(Sec. 405) HUD must reopen the public comment period for the interim rule entitled "Homeless Emergency Assistance and Rapid Transition to Housing: Continuum of Care Program."
(Sec. 501) All recipients of HUD Disaster Housing Assistance Program funds must meet specified income verification requirements.
(Sec. 502) This section amends the Housing Opportunity Program Extension Act of 1996 to prohibit HUD from requiring any dwelling in the Self-Help Ownership Opportunity Program to meet energy efficiency standards other than those included in the Cranston-Gonzalez National Affordable Housing Act.
(Sec. 503) HUD must create data exchange standards to improve interoperability between federal and state agencies.
(Sec. 601) HUD, in consultation with the Department of Labor, must report to Congress on their interagency strategies to improve family economic empowerment by linking housing assistance with other support services, such as employment counseling and training, financial education and growth, childcare, transportation, meals, and youth recreational activities.
TITLE VII--HOUSING OPPORTUNITIES FOR PERSONS WITH AIDS
(Sec. 701) This title revises the formula and requirements for distributing funds under the Housing Opportunities for Persons With Aids (HOPWA) Program.
A grantee that received an allocation in FY2016 shall continue to be eligible for such allocations in subsequent fiscal years, subject to HUD approval and the amounts available from appropriations Acts. HUD shall:

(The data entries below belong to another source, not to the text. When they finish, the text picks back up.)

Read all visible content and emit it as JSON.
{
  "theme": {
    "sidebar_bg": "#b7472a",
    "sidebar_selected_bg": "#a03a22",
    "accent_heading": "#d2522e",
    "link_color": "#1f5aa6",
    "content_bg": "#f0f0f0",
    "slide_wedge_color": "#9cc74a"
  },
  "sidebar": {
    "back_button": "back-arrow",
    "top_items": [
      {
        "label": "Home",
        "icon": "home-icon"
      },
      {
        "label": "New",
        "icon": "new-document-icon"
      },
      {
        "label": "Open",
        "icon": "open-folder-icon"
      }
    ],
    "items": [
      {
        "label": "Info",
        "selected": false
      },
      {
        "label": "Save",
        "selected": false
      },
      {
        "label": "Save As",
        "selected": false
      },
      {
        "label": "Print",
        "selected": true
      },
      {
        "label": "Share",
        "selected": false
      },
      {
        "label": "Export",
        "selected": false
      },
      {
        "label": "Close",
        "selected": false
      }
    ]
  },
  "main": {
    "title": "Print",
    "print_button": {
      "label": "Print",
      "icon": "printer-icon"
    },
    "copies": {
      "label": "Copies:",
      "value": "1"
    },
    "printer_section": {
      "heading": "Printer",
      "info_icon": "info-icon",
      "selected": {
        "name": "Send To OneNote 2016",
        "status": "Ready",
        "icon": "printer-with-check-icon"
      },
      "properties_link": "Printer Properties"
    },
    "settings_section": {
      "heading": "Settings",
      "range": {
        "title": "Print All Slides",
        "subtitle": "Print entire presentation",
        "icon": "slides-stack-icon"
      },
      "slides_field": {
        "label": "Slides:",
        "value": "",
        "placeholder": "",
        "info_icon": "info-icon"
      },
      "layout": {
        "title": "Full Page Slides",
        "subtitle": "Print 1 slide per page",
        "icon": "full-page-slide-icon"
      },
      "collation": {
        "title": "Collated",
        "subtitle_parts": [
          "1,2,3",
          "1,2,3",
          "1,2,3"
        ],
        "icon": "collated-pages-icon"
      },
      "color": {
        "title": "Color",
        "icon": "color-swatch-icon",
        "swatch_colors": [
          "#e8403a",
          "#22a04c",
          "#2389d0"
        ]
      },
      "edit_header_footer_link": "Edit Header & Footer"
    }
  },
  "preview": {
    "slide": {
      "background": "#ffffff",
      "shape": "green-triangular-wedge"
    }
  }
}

redetermine a grantee's eligibility at least once every 10 years, and ensure that a grantee that received an allocation in the prior fiscal year does not receive an allocation 5% less than or 10% greater than the amount allocated to that grantee in the preceding fiscal year. HUD may also award such funds to an alternative grantee if the original grantee agrees in a written document meeting HUD approval.